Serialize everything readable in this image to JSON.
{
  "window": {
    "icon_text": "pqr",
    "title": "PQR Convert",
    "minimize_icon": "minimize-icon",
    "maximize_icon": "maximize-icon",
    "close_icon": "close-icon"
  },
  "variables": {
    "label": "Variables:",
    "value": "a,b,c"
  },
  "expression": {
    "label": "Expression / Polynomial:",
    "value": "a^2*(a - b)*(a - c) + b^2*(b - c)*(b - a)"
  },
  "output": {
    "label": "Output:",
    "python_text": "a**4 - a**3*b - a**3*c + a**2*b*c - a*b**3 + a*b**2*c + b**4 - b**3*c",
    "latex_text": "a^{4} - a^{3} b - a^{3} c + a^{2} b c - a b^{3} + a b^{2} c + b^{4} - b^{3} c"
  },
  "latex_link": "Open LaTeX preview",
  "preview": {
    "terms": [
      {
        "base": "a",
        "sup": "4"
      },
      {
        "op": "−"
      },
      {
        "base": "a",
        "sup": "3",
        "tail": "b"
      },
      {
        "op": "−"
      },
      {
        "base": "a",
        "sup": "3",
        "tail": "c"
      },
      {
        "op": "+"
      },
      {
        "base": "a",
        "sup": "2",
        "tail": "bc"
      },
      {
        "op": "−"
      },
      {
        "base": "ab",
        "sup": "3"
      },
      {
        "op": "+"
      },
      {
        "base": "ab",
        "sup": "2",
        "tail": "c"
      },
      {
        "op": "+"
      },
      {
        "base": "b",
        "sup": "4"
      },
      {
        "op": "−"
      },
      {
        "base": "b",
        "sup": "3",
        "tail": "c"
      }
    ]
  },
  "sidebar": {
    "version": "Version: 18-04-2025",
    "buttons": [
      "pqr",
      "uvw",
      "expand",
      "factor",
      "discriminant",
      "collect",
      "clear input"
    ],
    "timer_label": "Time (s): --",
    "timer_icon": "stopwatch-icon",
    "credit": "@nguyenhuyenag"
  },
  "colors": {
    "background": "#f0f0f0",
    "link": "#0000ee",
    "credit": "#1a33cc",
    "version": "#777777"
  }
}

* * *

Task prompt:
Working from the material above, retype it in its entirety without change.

Solution for this problem:
Serialize everything readable in this image to JSON.
{
  "window": {
    "icon_text": "pqr",
    "title": "PQR Convert",
    "minimize_icon": "minimize-icon",
    "maximize_icon": "maximize-icon",
    "close_icon": "close-icon"
  },
  "variables": {
    "label": "Variables:",
    "value": "a,b,c"
  },
  "expression": {
    "label": "Expression / Polynomial:",
    "value": "a^2*(a - b)*(a - c) + b^2*(b - c)*(b - a)"
  },
  "output": {
    "label": "Output:",
    "python_text": "a**4 - a**3*b - a**3*c + a**2*b*c - a*b**3 + a*b**2*c + b**4 - b**3*c",
    "latex_text": "a^{4} - a^{3} b - a^{3} c + a^{2} b c - a b^{3} + a b^{2} c + b^{4} - b^{3} c"
  },
  "latex_link": "Open LaTeX preview",
  "preview": {
    "terms": [
      {
        "base": "a",
        "sup": "4"
      },
      {
        "op": "−"
      },
      {
        "base": "a",
        "sup": "3",
        "tail": "b"
      },
      {
        "op": "−"
      },
      {
        "base": "a",
        "sup": "3",
        "tail": "c"
      },
      {
        "op": "+"
      },
      {
        "base": "a",
        "sup": "2",
        "tail": "bc"
      },
      {
        "op": "−"
      },
      {
        "base": "ab",
        "sup": "3"
      },
      {
        "op": "+"
      },
      {
        "base": "ab",
        "sup": "2",
        "tail": "c"
      },
      {
        "op": "+"
      },
      {
        "base": "b",
        "sup": "4"
      },
      {
        "op": "−"
      },
      {
        "base": "b",
        "sup": "3",
        "tail": "c"
      }
    ]
  },
  "sidebar": {
    "version": "Version: 18-04-2025",
    "buttons": [
      "pqr",
      "uvw",
      "expand",
      "factor",
      "discriminant",
      "collect",
      "clear input"
    ],
    "timer_label": "Time (s): --",
    "timer_icon": "stopwatch-icon",
    "credit": "@nguyenhuyenag"
  },
  "colors": {
    "background": "#f0f0f0",
    "link": "#0000ee",
    "credit": "#1a33cc",
    "version": "#777777"
  }
}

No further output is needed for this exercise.